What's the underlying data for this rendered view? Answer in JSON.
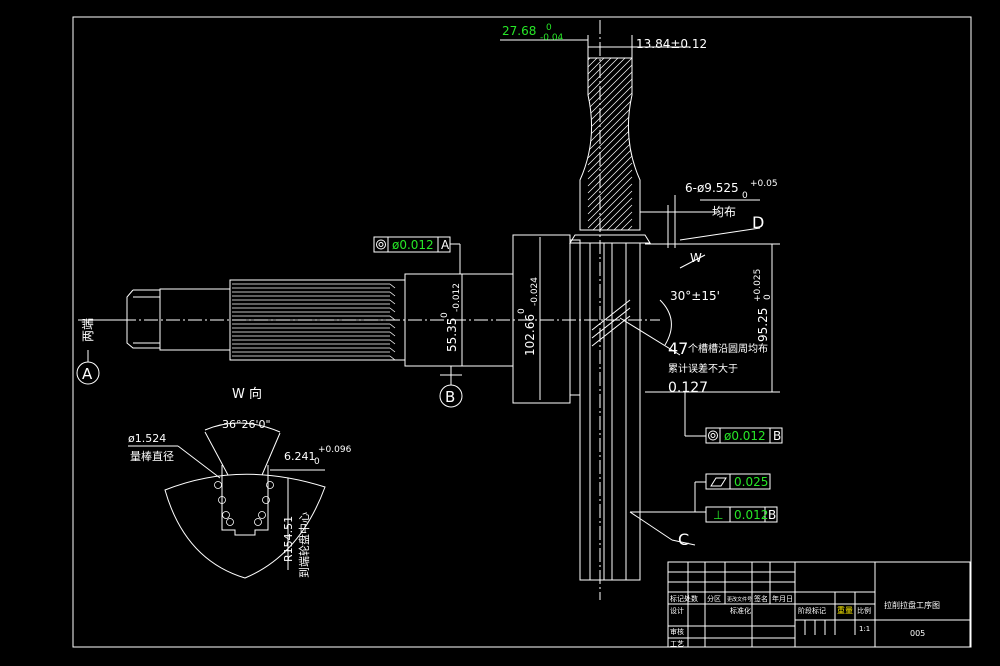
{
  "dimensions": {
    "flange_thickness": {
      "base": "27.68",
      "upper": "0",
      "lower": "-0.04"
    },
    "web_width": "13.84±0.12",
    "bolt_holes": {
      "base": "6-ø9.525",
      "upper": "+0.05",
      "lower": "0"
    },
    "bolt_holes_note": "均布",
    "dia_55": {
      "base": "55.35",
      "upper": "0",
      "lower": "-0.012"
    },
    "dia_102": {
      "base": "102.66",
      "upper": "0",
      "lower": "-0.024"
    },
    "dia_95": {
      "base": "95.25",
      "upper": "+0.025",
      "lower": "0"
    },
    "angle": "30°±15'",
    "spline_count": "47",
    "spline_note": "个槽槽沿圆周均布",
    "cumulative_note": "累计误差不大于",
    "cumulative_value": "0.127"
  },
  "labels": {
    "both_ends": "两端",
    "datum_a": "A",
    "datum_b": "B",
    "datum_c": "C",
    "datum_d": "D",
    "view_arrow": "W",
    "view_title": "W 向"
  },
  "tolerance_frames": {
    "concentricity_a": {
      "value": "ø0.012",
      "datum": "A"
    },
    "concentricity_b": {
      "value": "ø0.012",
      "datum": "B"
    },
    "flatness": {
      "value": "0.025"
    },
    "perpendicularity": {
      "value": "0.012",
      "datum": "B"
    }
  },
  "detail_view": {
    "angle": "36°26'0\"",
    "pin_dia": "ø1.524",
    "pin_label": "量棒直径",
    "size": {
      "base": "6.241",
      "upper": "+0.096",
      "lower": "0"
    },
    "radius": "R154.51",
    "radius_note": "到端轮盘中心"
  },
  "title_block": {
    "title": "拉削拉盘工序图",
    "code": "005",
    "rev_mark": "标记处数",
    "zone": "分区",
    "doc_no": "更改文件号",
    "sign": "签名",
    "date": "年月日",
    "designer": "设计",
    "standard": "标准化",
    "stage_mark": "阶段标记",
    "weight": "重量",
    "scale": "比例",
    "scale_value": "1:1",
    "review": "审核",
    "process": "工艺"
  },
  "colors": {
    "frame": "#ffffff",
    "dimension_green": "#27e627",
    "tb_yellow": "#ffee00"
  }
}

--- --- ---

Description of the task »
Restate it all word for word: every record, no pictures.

Output for this task »
What's the underlying data for this rendered view? Answer in JSON.
{
  "dimensions": {
    "flange_thickness": {
      "base": "27.68",
      "upper": "0",
      "lower": "-0.04"
    },
    "web_width": "13.84±0.12",
    "bolt_holes": {
      "base": "6-ø9.525",
      "upper": "+0.05",
      "lower": "0"
    },
    "bolt_holes_note": "均布",
    "dia_55": {
      "base": "55.35",
      "upper": "0",
      "lower": "-0.012"
    },
    "dia_102": {
      "base": "102.66",
      "upper": "0",
      "lower": "-0.024"
    },
    "dia_95": {
      "base": "95.25",
      "upper": "+0.025",
      "lower": "0"
    },
    "angle": "30°±15'",
    "spline_count": "47",
    "spline_note": "个槽槽沿圆周均布",
    "cumulative_note": "累计误差不大于",
    "cumulative_value": "0.127"
  },
  "labels": {
    "both_ends": "两端",
    "datum_a": "A",
    "datum_b": "B",
    "datum_c": "C",
    "datum_d": "D",
    "view_arrow": "W",
    "view_title": "W 向"
  },
  "tolerance_frames": {
    "concentricity_a": {
      "value": "ø0.012",
      "datum": "A"
    },
    "concentricity_b": {
      "value": "ø0.012",
      "datum": "B"
    },
    "flatness": {
      "value": "0.025"
    },
    "perpendicularity": {
      "value": "0.012",
      "datum": "B"
    }
  },
  "detail_view": {
    "angle": "36°26'0\"",
    "pin_dia": "ø1.524",
    "pin_label": "量棒直径",
    "size": {
      "base": "6.241",
      "upper": "+0.096",
      "lower": "0"
    },
    "radius": "R154.51",
    "radius_note": "到端轮盘中心"
  },
  "title_block": {
    "title": "拉削拉盘工序图",
    "code": "005",
    "rev_mark": "标记处数",
    "zone": "分区",
    "doc_no": "更改文件号",
    "sign": "签名",
    "date": "年月日",
    "designer": "设计",
    "standard": "标准化",
    "stage_mark": "阶段标记",
    "weight": "重量",
    "scale": "比例",
    "scale_value": "1:1",
    "review": "审核",
    "process": "工艺"
  },
  "colors": {
    "frame": "#ffffff",
    "dimension_green": "#27e627",
    "tb_yellow": "#ffee00"
  }
}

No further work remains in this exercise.